Many of our US-based Intended Parents choose to have their surrogate continue to express breastmilk for their child long after they’ve returned to their own homes. The beauty of expedited shipping allows surrogates to pump and freeze breastmilk, package it, and have it arrive right on your doorstep before it ever thaws. Utilizing this option allows intended parents to give their child breastmilk and all of the positive benefits that come along with it.
Generally speaking, you will discuss the potential of breastmilk pumping and shipping during your matching phase. Bear in mind that either party can change their mind about their willingness to participate in this at any time during the journey. Asking for it in matching doesn’t obligate you to stay with it after the baby is born. You may also decide during the pregnancy that you want breastmilk when, during your matching phase, you didn’t anticipate wanting to have it. It is okay to revisit the topic if your views change, in either direction.
However, if both you and your surrogate are onboard for shipping breastmilk, here’s a look at what you can expect.
Typically a surrogate will pump and store her milk at her home for several days, sometimes up to a month, before sending it to you. This is because it is important to fill each shipping cooler as full as possible, to help ensure that the milk stays frozen during shipment. Be aware that having breastmilk shipped to you may not alleviate the need for formula feeding as well, as timing of each shipment cannot always be exact.
Shipments will need to arrive at your home within 48 hours of being packaged and dropped off at the carrier by your surrogate. Depending on how far you live from your surrogate, this can sometimes be achieved by standard ground post. However, it is strongly advised that the shipment come via 2 day or overnight guaranteed delivery.
When the shipments arrive they will typically come in a large box with a Styrofoam cooler inside. Inside of the cooler you will likely find dry ice or thechni-ice packs as well as the bags of frozen breastmilk. If possible, try to have your surrogate alert you when she drops off the shipment and and give you an expected delivery time frame. It is advisable that you be at home when the shipment arrives. As you can imagine, you’ll want to move these perishable, frozen items from the cooler to your own freezer as quickly as possible.
Typically your contract will specify a compensation amount for breastmilk expression. In addition to this fee, you can expect to be responsible for the costs of all pumping supplies, postage, and shipping materials.

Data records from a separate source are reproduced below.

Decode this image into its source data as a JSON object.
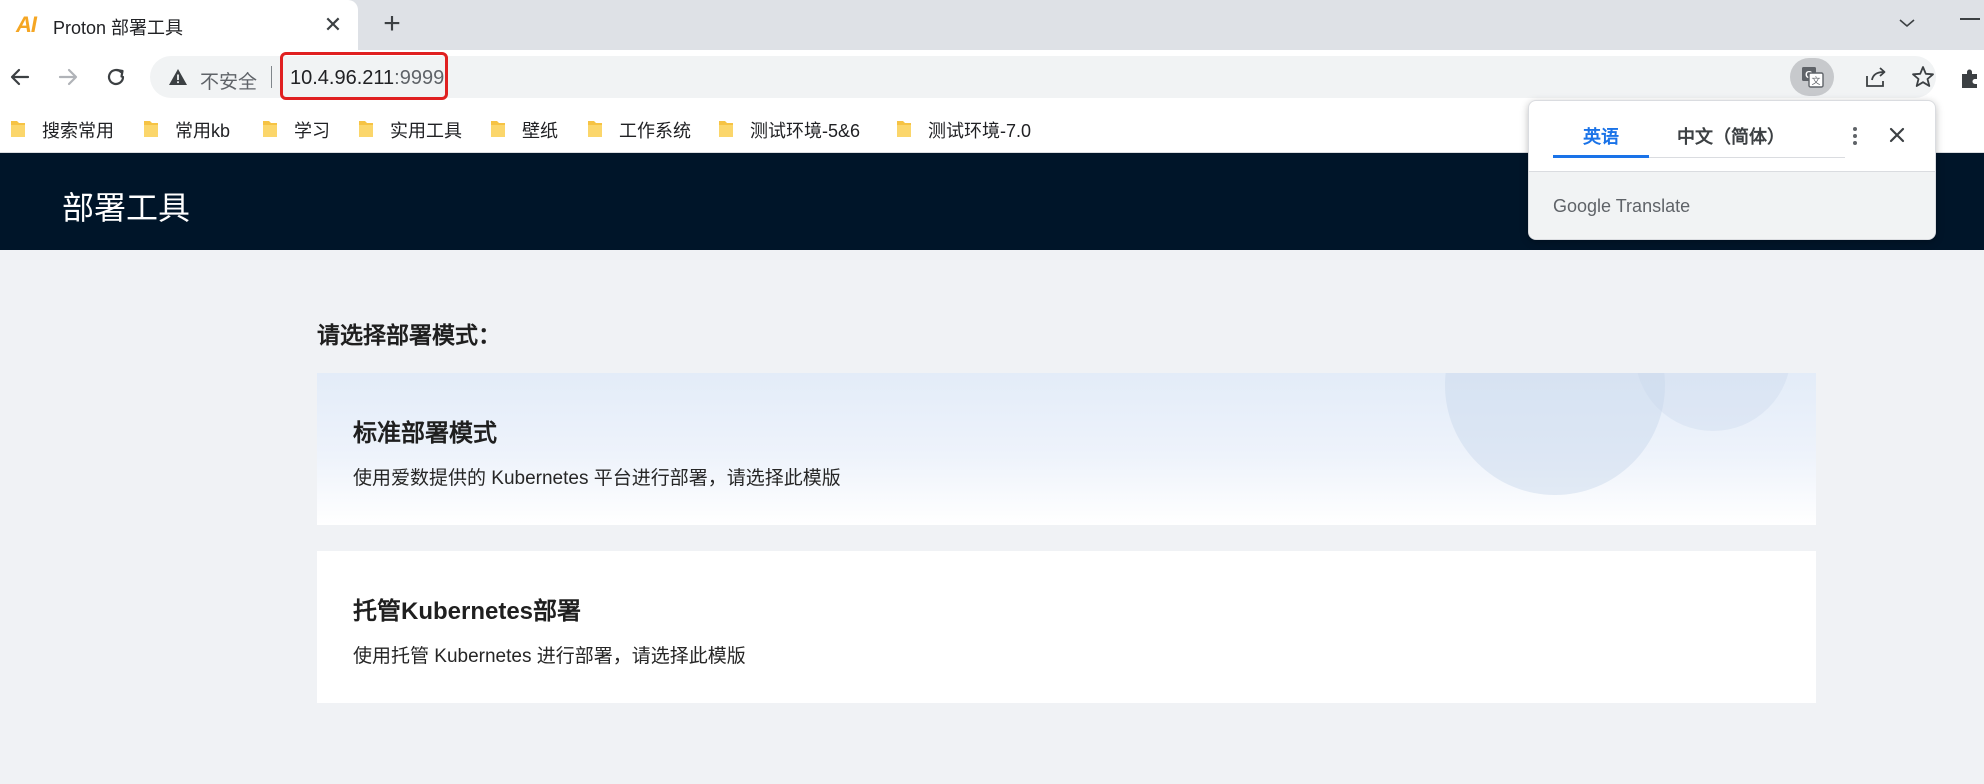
{
  "tab": {
    "logo": "AI",
    "title": "Proton 部署工具",
    "close": "✕",
    "new_tab": "+"
  },
  "toolbar": {
    "security_label": "不安全",
    "url_host": "10.4.96.211",
    "url_port": ":9999"
  },
  "bookmarks": [
    {
      "label": "搜索常用"
    },
    {
      "label": "常用kb"
    },
    {
      "label": "学习"
    },
    {
      "label": "实用工具"
    },
    {
      "label": "壁纸"
    },
    {
      "label": "工作系统"
    },
    {
      "label": "测试环境-5&6"
    },
    {
      "label": "测试环境-7.0"
    }
  ],
  "app": {
    "title": "部署工具"
  },
  "main": {
    "prompt": "请选择部署模式：",
    "cards": [
      {
        "title": "标准部署模式",
        "desc": "使用爱数提供的 Kubernetes 平台进行部署，请选择此模版"
      },
      {
        "title": "托管Kubernetes部署",
        "desc": "使用托管 Kubernetes 进行部署，请选择此模版"
      }
    ]
  },
  "translate_popup": {
    "tab_source": "英语",
    "tab_target": "中文（简体）",
    "brand_google": "Google",
    "brand_translate": "Translate"
  },
  "colors": {
    "header_bg": "#001529",
    "accent": "#1a73e8",
    "url_highlight": "#e02020",
    "logo": "#f5a623"
  }
}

If you have additional questions about the benefits of breastmilk or how this process may work for you, don’t be afraid to speak with your Case Specialist, or even with your surrogate if you’re comfortable. Chances are she’s experienced with nursing and breast pumping and will be able to answer most of your questions with ease.